The Bible does not say that the ancestor was expelled from paradise by an angel: God “expelled Adam and placed in the east near the garden of the Eden cherub and a fiery sword inverting.” Traditional interpretation of the plot, inherent in medieval art, persisted even in the era of the early Renaissance.
Let’s look at the amazing “Annunciation”, written about 1434 by a Florentine artist, a Franciscan monk Fra Beato Angelico. When the spectator looks away from the golden-winged angel and the virgin Mary, who reverently hears him, he sees in the upper left corner of the picture the scene of exile from paradise almost merging with the landscape.
In Fra Beato Angelico, an artist of peace and enlightenment, this scene is not as dramatic as it is sad. The angel does not glow with anger, does not raise his bellicose sword. He almost paternally put his hand on the shoulder of inconsolable Adam, not banishing, but as if sympathetically escaping the sinful couple from the heavenly gates. In the first third of the 15th century. In parallel with the canonical, a new approach to the image of the ancestors appeared.
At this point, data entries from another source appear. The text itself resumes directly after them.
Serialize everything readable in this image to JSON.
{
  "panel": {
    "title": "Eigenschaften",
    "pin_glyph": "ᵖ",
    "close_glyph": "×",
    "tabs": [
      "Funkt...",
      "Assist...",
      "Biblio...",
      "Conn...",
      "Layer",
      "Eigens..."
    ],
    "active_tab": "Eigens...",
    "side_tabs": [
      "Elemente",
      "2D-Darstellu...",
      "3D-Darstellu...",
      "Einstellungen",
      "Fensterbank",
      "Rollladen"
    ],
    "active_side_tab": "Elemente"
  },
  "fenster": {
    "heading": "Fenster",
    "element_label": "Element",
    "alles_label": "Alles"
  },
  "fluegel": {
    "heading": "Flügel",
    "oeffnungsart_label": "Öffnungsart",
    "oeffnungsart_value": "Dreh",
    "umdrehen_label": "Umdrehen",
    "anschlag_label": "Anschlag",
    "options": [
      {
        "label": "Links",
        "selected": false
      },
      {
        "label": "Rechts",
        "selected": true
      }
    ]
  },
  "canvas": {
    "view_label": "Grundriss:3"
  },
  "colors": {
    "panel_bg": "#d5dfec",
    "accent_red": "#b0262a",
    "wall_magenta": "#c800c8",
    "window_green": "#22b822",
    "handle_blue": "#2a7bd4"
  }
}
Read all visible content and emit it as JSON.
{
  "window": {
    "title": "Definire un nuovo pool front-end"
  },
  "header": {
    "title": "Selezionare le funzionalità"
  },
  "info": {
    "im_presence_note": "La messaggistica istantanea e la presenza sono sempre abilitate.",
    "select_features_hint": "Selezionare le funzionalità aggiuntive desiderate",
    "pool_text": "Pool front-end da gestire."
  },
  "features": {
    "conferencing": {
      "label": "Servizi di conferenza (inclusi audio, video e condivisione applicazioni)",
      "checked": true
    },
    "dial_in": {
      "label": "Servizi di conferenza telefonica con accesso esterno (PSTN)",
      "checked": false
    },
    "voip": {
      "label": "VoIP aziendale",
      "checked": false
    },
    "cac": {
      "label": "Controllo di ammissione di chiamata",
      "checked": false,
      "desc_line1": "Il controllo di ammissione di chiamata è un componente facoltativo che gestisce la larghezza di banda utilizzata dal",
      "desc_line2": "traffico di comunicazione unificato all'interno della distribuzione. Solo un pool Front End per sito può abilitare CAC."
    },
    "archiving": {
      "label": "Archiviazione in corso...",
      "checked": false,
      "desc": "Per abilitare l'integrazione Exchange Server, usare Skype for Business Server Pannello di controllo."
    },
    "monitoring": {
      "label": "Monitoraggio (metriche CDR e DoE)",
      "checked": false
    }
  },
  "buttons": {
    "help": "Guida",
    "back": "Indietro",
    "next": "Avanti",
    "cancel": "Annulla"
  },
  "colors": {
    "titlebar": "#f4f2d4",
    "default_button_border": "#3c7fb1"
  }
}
Gradual breakdown of the medieval worldview took place: the humanists asserted new ideas about nature, about man and his place in the world, and the images of Adam and Eve began to interest artists in themselves, and not only as the embodiment of original sin.